The town of Tarifa was already considered a strategic enclave in the Muslim period, and they were precisely the ones who raised the sturdy walls surrounding the city. Puerta de Jerez is part of the great heritage legacy left by the Nazari Kingdom later on. Due to the Reconquista and the arrival of the Christians, the walls were extended due to population growth.
With the Reconquista and the arrival of the Christians, the walls were extended and the Puerta de Jerez was opened for people to pass by.
At the top of the door, you will see a shield featuring the legend: “Muy noble, muy leal y heroica ciudad de Tarifa” (Very noble, very loyal and heroic city of Tarifa) reminding when Sancho IV took over the city in 1292.
There are three walled enclosures in Tarifa, Muralla de la Almedina, Muralla de la Aljaranda and Muralla del Arrabalwhere the Puerta de Jerez. Many sections of the original city walls are preserved, with many of them integrated into some buildings that were built in the 19th century.
Earlier there were three access doors to the city, of which only the northern part of the Puerta de Jerez still currently stands. It still gives access to the northern part of the walled enclosure.
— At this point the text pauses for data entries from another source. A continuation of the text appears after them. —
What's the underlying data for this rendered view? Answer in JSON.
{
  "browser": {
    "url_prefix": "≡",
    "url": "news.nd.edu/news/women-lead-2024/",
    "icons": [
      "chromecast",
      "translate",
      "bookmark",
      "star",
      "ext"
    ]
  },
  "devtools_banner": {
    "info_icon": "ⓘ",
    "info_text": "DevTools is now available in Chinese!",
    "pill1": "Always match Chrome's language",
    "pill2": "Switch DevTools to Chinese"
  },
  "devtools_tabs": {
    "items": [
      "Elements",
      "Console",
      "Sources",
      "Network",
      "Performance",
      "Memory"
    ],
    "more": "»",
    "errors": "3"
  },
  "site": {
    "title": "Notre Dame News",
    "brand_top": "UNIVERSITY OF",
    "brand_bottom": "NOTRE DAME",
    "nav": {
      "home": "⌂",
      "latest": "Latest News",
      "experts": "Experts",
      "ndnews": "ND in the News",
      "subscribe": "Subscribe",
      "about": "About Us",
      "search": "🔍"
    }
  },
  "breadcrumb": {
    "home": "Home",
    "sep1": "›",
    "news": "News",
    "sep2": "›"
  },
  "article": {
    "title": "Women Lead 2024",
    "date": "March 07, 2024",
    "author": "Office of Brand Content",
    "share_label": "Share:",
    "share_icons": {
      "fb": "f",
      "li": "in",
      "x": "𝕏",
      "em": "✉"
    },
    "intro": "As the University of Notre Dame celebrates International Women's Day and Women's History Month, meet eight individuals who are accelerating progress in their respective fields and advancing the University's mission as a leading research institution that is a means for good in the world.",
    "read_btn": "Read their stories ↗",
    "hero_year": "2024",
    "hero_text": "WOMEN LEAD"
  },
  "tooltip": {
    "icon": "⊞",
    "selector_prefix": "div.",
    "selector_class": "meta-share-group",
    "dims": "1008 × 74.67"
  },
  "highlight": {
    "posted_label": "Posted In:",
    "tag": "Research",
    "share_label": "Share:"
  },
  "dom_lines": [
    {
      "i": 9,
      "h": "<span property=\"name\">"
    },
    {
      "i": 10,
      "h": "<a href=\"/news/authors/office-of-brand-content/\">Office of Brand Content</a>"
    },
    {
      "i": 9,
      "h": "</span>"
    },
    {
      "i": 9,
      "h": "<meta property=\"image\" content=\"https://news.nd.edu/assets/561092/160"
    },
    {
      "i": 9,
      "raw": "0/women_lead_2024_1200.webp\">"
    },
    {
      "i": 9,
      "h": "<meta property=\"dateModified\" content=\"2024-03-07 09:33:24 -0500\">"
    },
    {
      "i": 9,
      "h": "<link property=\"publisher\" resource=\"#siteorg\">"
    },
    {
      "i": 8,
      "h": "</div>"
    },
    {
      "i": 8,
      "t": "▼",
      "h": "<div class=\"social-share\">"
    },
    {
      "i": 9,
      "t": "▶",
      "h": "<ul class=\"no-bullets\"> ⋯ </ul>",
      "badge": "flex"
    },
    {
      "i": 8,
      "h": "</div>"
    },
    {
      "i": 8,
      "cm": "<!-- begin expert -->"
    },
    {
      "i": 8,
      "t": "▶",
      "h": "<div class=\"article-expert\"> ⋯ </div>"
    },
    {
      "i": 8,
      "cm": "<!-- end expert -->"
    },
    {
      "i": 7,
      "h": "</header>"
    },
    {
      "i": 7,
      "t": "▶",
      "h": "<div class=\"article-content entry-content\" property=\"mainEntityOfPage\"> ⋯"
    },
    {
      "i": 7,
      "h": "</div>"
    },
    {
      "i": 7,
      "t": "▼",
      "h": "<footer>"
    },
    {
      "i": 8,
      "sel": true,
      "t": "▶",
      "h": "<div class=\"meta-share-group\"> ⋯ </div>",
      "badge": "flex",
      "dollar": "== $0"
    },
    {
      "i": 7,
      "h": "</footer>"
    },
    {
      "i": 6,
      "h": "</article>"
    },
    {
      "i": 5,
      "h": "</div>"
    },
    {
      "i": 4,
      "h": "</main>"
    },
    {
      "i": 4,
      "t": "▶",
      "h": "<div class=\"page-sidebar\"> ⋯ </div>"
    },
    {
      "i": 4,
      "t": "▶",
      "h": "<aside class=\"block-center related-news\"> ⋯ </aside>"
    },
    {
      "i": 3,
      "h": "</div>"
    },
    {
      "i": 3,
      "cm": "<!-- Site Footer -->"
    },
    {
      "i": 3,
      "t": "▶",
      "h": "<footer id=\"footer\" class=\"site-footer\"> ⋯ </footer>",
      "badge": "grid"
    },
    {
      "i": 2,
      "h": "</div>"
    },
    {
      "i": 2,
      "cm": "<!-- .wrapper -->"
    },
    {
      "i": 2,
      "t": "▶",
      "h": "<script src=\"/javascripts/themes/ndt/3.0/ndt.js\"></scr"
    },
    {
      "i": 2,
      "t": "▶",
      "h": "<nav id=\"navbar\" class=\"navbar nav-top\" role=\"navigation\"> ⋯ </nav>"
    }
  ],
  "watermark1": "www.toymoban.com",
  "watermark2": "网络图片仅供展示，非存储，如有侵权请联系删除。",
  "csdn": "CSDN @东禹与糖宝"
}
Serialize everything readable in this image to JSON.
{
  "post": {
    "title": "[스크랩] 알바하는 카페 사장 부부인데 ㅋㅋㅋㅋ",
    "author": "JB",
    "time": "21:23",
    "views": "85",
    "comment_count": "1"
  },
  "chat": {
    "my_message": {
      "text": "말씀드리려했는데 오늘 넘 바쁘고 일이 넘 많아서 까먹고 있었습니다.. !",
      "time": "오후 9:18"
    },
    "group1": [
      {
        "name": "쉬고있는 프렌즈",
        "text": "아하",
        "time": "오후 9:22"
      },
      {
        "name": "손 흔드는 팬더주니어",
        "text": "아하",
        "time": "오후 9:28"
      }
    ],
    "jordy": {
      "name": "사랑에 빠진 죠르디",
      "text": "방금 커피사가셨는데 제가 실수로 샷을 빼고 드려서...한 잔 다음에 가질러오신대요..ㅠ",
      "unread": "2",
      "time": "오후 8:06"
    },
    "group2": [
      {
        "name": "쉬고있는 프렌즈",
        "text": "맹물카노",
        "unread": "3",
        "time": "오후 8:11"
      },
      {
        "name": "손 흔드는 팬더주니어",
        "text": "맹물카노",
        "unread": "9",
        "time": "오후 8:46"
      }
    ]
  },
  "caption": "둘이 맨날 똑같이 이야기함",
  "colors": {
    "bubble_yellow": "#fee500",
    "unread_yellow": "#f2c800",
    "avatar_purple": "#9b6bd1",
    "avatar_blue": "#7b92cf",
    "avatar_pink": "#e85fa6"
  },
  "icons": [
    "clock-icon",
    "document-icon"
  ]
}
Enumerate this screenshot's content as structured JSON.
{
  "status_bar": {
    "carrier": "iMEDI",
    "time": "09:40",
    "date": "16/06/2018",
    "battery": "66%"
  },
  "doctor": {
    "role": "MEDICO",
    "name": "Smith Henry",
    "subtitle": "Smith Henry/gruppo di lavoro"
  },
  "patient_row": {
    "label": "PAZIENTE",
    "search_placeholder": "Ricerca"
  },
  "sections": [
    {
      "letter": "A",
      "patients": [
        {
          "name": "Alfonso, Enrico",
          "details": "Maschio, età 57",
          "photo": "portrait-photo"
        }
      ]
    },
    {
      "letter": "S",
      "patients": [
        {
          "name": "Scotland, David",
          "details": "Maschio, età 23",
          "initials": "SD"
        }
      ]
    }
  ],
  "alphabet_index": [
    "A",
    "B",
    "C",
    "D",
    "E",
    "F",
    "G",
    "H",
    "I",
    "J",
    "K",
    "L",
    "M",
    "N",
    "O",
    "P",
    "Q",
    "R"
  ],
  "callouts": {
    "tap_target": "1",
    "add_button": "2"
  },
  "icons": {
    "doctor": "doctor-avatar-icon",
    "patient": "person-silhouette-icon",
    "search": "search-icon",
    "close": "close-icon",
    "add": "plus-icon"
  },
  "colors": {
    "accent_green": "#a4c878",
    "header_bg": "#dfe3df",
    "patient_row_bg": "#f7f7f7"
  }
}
In 2000, Puerta de Jerez was restored and a space was enabled to place the “El Cristo de los vientos” artwork of a Tarifeño artist named Guillermo Pérez Villalta. It placed inside an alcove decorated with intense blue in its starry vault and a tiled floor which is another artist’s work.